+++ Records
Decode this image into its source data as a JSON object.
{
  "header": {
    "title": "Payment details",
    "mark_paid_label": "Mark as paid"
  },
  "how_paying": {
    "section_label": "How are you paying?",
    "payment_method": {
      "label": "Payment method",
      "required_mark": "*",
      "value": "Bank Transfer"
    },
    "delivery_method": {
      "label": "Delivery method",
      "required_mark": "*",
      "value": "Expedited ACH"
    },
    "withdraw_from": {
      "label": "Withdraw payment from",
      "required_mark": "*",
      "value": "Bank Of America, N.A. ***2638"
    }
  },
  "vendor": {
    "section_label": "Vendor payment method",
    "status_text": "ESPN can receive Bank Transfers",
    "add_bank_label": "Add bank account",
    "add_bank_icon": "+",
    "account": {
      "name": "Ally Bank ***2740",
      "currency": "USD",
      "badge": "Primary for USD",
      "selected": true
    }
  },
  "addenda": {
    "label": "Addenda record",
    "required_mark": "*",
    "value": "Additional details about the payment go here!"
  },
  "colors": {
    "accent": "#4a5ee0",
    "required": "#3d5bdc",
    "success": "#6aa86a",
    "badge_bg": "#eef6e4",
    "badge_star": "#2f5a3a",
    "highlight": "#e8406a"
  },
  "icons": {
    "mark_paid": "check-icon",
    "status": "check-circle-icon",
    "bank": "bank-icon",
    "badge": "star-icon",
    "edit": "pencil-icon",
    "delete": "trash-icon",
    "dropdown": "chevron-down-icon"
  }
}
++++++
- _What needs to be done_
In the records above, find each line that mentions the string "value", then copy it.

- _Exercise solution_
      "value": "Bank Transfer"
      "value": "Expedited ACH"
      "value": "Bank Of America, N.A. ***2638"
    "value": "Additional details about the payment go here!"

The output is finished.